As a kid I used to think that throw up was gross.  Then during college I realized it was the body healing itself and Gawd punishing me for my sins.  Usually the sin of mixing wine with tequila or wine with anything actually.  If I got the evil out of my tummy I would feel much better the next day instead of rolling in agony all night.  Just get it out and over with.  While my post-collegial life has had limited barfing sessions, when they have occured, they are a welcome respite to the awful feeling of nauseau, stomach rummbling and general malaise that the pre-vomiting condition entails.  It sucks.  As it stands, before I had a kid I was actually pretty ambivilent about throw up.  I didn’t necessarily like it at all but welcomed it when it was over as a natural part of the “cycle of life” and other B.S.

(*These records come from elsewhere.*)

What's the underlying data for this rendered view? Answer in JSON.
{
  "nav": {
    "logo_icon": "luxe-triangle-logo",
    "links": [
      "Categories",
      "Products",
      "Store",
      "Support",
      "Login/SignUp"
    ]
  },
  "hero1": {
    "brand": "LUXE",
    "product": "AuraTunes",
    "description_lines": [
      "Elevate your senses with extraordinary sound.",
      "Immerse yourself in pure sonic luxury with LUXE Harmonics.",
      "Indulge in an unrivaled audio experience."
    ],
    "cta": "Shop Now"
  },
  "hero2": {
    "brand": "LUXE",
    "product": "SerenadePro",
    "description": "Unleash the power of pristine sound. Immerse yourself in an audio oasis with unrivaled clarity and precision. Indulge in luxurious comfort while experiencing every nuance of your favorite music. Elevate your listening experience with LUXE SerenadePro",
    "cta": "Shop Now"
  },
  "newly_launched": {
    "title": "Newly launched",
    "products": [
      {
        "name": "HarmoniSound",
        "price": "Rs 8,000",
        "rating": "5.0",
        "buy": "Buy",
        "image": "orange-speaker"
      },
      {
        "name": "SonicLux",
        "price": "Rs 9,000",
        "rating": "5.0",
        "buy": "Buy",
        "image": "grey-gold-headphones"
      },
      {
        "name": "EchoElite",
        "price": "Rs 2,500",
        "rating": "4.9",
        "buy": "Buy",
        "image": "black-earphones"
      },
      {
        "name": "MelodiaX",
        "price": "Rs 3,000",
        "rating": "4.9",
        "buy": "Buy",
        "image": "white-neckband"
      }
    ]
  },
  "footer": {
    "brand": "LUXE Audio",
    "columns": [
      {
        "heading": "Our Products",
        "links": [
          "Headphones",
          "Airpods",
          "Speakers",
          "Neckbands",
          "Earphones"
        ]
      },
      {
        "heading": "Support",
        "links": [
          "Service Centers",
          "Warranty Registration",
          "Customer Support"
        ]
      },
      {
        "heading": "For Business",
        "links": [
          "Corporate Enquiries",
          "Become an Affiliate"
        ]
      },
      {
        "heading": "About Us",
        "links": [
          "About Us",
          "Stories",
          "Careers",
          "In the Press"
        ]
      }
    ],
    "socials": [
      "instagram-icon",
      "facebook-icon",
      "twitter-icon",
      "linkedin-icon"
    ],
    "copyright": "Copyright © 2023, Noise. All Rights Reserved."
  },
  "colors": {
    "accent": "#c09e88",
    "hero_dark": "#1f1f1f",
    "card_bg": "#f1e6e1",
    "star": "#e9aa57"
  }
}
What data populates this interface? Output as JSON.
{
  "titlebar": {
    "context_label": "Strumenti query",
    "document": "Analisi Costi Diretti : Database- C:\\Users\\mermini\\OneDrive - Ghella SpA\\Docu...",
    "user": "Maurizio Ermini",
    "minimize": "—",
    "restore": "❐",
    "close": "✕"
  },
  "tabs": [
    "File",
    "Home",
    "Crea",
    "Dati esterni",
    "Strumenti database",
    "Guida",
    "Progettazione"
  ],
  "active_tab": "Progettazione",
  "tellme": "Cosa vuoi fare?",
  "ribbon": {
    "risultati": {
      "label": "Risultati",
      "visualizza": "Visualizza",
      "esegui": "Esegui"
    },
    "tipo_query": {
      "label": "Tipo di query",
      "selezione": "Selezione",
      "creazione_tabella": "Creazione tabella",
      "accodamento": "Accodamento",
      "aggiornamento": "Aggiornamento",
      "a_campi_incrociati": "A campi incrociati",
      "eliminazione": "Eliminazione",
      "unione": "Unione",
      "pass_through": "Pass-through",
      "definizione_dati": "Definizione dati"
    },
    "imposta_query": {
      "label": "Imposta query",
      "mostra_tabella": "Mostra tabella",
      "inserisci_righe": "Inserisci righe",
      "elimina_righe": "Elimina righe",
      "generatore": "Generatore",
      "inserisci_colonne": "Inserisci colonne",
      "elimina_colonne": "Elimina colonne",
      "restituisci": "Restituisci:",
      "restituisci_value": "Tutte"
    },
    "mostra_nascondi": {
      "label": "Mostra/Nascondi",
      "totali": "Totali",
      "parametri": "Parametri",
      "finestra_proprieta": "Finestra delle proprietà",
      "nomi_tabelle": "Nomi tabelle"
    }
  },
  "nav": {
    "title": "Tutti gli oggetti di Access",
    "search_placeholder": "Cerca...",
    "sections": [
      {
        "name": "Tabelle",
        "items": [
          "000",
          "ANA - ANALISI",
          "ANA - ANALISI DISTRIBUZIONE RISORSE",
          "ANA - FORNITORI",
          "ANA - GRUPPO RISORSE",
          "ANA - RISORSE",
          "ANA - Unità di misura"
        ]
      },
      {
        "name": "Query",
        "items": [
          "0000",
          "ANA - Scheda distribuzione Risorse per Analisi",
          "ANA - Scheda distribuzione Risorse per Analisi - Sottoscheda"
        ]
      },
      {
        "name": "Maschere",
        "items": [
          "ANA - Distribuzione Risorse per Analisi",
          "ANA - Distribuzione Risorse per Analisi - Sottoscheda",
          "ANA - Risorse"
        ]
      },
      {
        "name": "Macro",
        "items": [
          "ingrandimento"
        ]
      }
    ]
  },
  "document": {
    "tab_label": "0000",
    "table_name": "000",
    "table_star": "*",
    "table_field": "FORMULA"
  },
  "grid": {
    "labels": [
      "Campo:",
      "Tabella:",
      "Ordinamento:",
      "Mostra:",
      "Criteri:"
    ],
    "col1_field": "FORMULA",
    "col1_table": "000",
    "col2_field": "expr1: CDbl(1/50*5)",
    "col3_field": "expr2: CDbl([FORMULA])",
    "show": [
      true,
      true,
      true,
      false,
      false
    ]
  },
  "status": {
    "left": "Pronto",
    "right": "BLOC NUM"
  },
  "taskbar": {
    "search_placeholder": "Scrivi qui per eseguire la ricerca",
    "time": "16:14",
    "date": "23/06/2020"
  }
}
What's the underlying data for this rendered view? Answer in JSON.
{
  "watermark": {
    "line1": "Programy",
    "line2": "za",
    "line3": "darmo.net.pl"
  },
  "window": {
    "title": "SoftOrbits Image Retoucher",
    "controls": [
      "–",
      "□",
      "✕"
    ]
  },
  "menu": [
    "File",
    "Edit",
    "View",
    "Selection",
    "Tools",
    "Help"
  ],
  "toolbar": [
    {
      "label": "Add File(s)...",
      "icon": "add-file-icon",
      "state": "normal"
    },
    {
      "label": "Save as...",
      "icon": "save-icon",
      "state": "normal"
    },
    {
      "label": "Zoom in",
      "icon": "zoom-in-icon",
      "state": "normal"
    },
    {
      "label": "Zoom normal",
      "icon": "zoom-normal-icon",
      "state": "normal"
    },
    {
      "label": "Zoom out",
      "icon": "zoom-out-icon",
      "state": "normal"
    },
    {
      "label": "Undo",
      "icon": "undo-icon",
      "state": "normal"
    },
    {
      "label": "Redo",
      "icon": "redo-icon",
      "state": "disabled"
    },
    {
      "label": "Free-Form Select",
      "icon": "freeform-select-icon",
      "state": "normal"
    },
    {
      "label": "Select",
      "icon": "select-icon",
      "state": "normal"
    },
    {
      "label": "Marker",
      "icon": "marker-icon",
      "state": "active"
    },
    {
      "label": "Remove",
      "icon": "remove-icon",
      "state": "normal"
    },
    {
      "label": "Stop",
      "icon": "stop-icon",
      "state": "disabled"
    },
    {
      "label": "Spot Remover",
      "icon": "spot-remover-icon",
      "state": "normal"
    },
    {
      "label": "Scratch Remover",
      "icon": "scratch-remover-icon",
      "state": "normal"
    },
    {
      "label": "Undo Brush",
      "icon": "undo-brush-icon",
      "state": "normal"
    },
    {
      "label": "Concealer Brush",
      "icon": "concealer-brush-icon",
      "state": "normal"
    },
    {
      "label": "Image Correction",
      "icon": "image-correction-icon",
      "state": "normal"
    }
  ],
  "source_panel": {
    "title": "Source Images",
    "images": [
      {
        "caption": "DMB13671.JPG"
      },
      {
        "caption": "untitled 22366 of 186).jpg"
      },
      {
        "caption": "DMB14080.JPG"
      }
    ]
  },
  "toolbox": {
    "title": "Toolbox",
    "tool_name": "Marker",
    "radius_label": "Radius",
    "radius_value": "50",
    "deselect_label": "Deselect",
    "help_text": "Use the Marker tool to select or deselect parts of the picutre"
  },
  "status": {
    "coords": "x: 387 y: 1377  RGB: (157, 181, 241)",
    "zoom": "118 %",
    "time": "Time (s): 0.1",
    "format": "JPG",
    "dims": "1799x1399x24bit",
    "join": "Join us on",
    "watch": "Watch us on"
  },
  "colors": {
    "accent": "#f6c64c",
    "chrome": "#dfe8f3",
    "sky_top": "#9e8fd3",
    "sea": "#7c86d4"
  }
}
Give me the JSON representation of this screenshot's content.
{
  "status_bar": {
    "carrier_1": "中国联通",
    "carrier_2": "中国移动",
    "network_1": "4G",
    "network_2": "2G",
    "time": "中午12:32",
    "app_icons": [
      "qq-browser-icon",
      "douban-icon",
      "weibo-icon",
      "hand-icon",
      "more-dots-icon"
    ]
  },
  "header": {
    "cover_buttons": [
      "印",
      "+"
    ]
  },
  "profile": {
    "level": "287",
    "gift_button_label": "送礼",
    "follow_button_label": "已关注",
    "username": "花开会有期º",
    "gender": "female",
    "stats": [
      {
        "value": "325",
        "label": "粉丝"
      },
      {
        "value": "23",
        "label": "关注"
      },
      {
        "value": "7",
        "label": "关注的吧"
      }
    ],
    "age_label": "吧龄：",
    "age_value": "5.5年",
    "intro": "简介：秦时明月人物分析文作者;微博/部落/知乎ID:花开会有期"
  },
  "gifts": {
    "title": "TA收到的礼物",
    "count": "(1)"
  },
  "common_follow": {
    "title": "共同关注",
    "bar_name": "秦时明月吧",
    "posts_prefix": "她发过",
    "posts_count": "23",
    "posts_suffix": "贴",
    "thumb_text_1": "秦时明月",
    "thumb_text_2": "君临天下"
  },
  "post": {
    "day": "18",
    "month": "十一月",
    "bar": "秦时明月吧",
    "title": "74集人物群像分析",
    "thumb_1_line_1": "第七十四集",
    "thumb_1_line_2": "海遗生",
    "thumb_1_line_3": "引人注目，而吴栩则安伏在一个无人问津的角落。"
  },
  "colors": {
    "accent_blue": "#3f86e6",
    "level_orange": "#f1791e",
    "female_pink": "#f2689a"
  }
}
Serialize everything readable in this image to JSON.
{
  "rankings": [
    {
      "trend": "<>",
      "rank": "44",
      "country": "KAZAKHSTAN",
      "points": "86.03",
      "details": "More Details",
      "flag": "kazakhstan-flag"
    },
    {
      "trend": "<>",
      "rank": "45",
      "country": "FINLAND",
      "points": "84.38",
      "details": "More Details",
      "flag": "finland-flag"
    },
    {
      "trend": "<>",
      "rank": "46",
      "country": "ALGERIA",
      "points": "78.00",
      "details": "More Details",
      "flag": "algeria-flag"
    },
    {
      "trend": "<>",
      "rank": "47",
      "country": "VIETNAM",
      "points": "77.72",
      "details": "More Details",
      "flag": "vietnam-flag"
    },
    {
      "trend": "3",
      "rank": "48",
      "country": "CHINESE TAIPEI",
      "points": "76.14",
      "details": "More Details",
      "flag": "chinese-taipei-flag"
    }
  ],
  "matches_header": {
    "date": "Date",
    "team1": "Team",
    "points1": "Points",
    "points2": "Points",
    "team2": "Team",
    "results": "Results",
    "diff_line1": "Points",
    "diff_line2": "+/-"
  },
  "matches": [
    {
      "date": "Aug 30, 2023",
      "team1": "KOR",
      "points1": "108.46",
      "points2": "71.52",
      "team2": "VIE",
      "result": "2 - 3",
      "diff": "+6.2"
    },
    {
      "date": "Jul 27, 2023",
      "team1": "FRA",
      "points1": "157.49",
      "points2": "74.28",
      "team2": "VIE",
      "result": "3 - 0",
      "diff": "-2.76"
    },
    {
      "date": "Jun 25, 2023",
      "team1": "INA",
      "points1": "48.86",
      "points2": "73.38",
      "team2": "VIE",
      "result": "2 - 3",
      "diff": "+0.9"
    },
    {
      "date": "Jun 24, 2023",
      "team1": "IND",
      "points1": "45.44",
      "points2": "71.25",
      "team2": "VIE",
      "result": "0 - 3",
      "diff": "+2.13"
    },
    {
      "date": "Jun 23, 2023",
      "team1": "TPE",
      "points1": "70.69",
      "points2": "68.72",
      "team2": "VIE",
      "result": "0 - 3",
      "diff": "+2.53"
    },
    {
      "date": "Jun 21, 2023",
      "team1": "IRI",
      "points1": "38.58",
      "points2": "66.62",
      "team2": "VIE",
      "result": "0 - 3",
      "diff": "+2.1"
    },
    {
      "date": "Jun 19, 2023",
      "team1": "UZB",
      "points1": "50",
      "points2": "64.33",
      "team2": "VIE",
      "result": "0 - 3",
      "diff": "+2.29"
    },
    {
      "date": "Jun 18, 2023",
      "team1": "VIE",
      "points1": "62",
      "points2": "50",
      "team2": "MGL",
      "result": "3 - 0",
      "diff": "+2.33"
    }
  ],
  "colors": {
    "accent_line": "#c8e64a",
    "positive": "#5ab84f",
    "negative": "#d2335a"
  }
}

Since having a kid I knew she was going to barf eventually and I wasn’t necessarily afraid, it just hung omminssly in the back of my mind.  I’m not talking spit up or any of that “little stuff” either. Well, our darling daughter has been supringly healthy for the first 20 months of her life, so the other day, when she at a huge raisin bagel with extra cream cheese I thought nothing of it.  During her nap I heard several screams but figured they were just her talking. Then the tone changed and, since it was about 2 hours into the nap, I figured it was time to get up.  She lay covered in dried vomit and had a very sickly gross palor.  I felt guilty for being reading the NY Times while my kid was throwing up but whaddya going to do sit outside her door?

Well, I thought, her comes the vomit.  But that didn’t bother me, it was the not knowing what caused the vomit that bugged.  Was it overeating? Did she gag herself? Did she just have a sick stomach? Dunno.  Anyway, in attempting to clean her up, she started to ralph on her back and I realized I was about to have a Jimi Hendrix Experience if I didn’t turn her on her side.  Daddy saves the day! Baby doesn’t choke on own vomit!  She dribbled some more out and all over me and in the tub where I was tempted to spray her down with the shower but realized that might ingrain some Karen Silkwood memory in her that would never be fixed.  With towels, a change of clothes and some hugs, we re-constructed the baby and got into a good zone.   We ate saltines  and water for a snack later because you know how hungry you are after throwing up right? Mom always swears by saltines and so do I.  Carry them everywhere.

I know some stomach bug is going hit our house some day and we’ll all be bent over the toilets but so far we’ve been lucky.  I can confidently say  I will be ok with it.  I’m prepared to clean up, hold heads up and wipe mouths clean and give hugs appropriately when called upon to do so.   Throw up isn’t so bad.  It’s all how you approach it.